Thursday, November 15, 2012
Rethinking rare earth element potential in Arizona
It may be time to re-examine the potential for rare earth elements (REE) in Arizona. The conventional wisdom is that we have only minor amounts in a few pegmatites. But Virginia McLemore from the New Mexico Bureau of Geology and Mineral Resources may have dispelled that as a myth, with her talk at the Arizona Geological Society monthly dinner meeting on Tuesday.
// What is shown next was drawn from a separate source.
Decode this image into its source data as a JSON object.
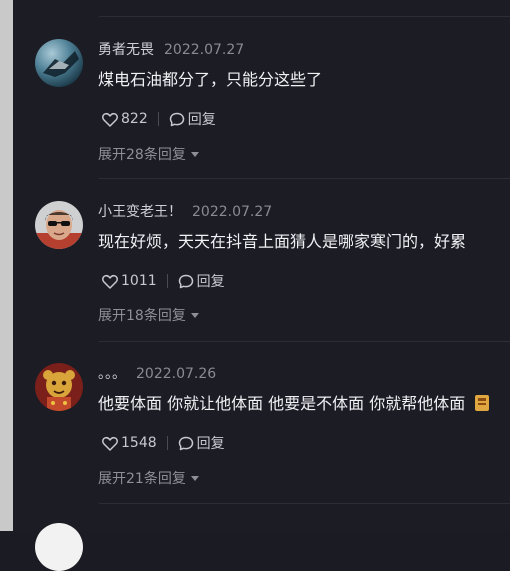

Ginger's talk addressed REEs in New Mexico, but she started off with an overview of known deposits worldwide, consideration of economic and political factors, and the challenges facing development of new mines. Her map of REE deposits in the U.S. showed an big concentration of deposits in New Mexico. She characterized these into half a dozen different types of deposits and regional geologic trends, including carbonatites, sills, plugs, and laccoliths and smaller dikes and plugs of phonolite, syenite, and other alkaline igneous rock, disseminated deposits in syenite, Cretaceous heavy mineral, beach-placer sandstone deposits, and marine phosphates. [Right, REE deposits in the Southwest. Credit, USGS]
As she spoke one question became obvious - couldn't there be similar deposits here?. We have many of the same types of rocks in Arizona, some part of the same belt as REE-bearing rocks in New Mexico. Well, before we had a chance to raise that question, Ginger made the point herself.
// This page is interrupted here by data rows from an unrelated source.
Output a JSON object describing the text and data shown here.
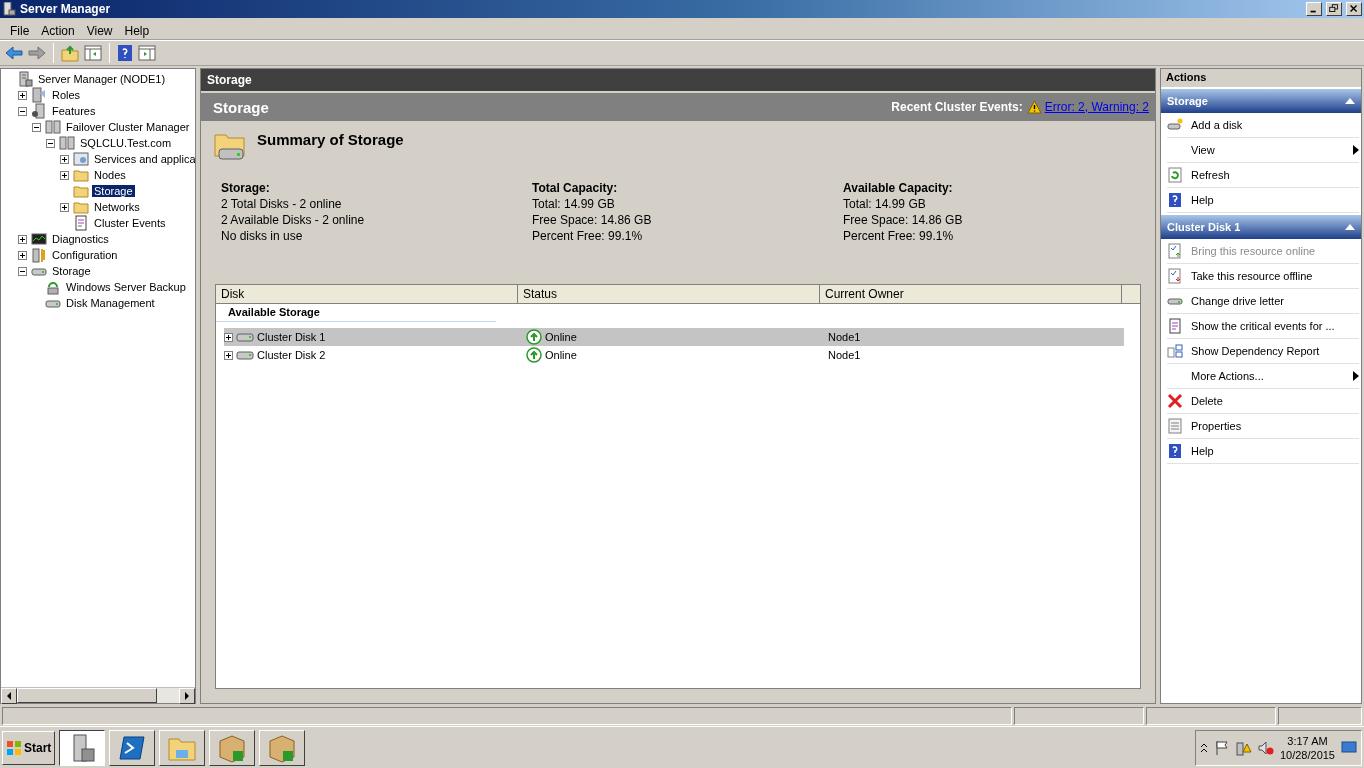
{
  "window": {
    "title": "Server Manager"
  },
  "menu": [
    "File",
    "Action",
    "View",
    "Help"
  ],
  "tree": [
    {
      "label": "Server Manager (NODE1)",
      "kind": "server",
      "selected": false,
      "children": [
        {
          "label": "Roles",
          "kind": "roles",
          "selected": false,
          "expanded": false
        },
        {
          "label": "Features",
          "kind": "features",
          "selected": false,
          "expanded": true,
          "children": [
            {
              "label": "Failover Cluster Manager",
              "kind": "cluster",
              "selected": false,
              "expanded": true,
              "children": [
                {
                  "label": "SQLCLU.Test.com",
                  "kind": "cluster",
                  "selected": false,
                  "expanded": true,
                  "children": [
                    {
                      "label": "Services and applica",
                      "kind": "services",
                      "selected": false,
                      "expanded": false
                    },
                    {
                      "label": "Nodes",
                      "kind": "folder",
                      "selected": false,
                      "expanded": false
                    },
                    {
                      "label": "Storage",
                      "kind": "folder",
                      "selected": true
                    },
                    {
                      "label": "Networks",
                      "kind": "folder",
                      "selected": false,
                      "expanded": false
                    },
                    {
                      "label": "Cluster Events",
                      "kind": "events",
                      "selected": false
                    }
                  ]
                }
              ]
            }
          ]
        },
        {
          "label": "Diagnostics",
          "kind": "diagnostics",
          "selected": false,
          "expanded": false
        },
        {
          "label": "Configuration",
          "kind": "config",
          "selected": false,
          "expanded": false
        },
        {
          "label": "Storage",
          "kind": "storage",
          "selected": false,
          "expanded": true,
          "children": [
            {
              "label": "Windows Server Backup",
              "kind": "backup",
              "selected": false
            },
            {
              "label": "Disk Management",
              "kind": "disk",
              "selected": false
            }
          ]
        }
      ]
    }
  ],
  "center": {
    "header": "Storage",
    "subheader": "Storage",
    "events_label": "Recent Cluster Events:",
    "events_link": "Error: 2, Warning: 2",
    "summary_title": "Summary of Storage",
    "summary": [
      {
        "heading": "Storage:",
        "lines": [
          "2 Total Disks - 2 online",
          "2 Available Disks - 2 online",
          "No disks in use"
        ]
      },
      {
        "heading": "Total Capacity:",
        "lines": [
          "Total: 14.99 GB",
          "Free Space: 14.86 GB",
          "Percent Free: 99.1%"
        ]
      },
      {
        "heading": "Available Capacity:",
        "lines": [
          "Total: 14.99 GB",
          "Free Space: 14.86 GB",
          "Percent Free: 99.1%"
        ]
      }
    ],
    "table": {
      "columns": [
        "Disk",
        "Status",
        "Current Owner"
      ],
      "group": "Available Storage",
      "rows": [
        {
          "disk": "Cluster Disk 1",
          "status": "Online",
          "owner": "Node1",
          "selected": true,
          "expanded": false
        },
        {
          "disk": "Cluster Disk 2",
          "status": "Online",
          "owner": "Node1",
          "selected": false,
          "expanded": false
        }
      ]
    }
  },
  "actions": {
    "title": "Actions",
    "sections": [
      {
        "title": "Storage",
        "expanded": true,
        "items": [
          {
            "label": "Add a disk",
            "kind": "disk",
            "disabled": false
          },
          {
            "label": "View",
            "kind": "submenu",
            "disabled": false
          },
          {
            "label": "Refresh",
            "kind": "refresh",
            "disabled": false
          },
          {
            "label": "Help",
            "kind": "help",
            "disabled": false
          }
        ]
      },
      {
        "title": "Cluster Disk 1",
        "expanded": true,
        "items": [
          {
            "label": "Bring this resource online",
            "kind": "online",
            "disabled": true
          },
          {
            "label": "Take this resource offline",
            "kind": "offline",
            "disabled": false
          },
          {
            "label": "Change drive letter",
            "kind": "drive",
            "disabled": false
          },
          {
            "label": "Show the critical events for ...",
            "kind": "events",
            "disabled": false
          },
          {
            "label": "Show Dependency Report",
            "kind": "report",
            "disabled": false
          },
          {
            "label": "More Actions...",
            "kind": "submenu",
            "disabled": false
          },
          {
            "label": "Delete",
            "kind": "delete",
            "disabled": false
          },
          {
            "label": "Properties",
            "kind": "properties",
            "disabled": false
          },
          {
            "label": "Help",
            "kind": "help",
            "disabled": false
          }
        ]
      }
    ]
  },
  "taskbar": {
    "start": "Start",
    "time": "3:17 AM",
    "date": "10/28/2015"
  }
}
After her talk, I asked why there is such a big difference between the New Mexico and Arizona maps showing REEs. Her response was that she had led a state-wide REE assessment starting in the 1980s while Arizona has not done similar.
To emphasize that, Jim Briscoe reminded us that an announcement by Liberty Star Uranium & Metals Corp. (August 13, 2012) described the company's Hay Mountain block of their Tombstone project in Cochise County, which consists of 57 unpatented federal lode mining claims in addition to Arizona State land leases (Mineral Exploration Permits, “MEPs”). They state that their "land position covers geologically, geophysically, geochemically indicated completely covered porphyry copper- moly-silver-gold, and rare earth element (REE) mineral center."
"Liberty Star has recently discovered a large intrusion indicated by an aerially extensive low flight level magnetic survey under and partially exposed in and around the Tombstone caldera. Mineralization is clearly associated with this intrusive body."
Could Arizona have a lot more REEs than we think? It's a possibility.
at 7:22 PM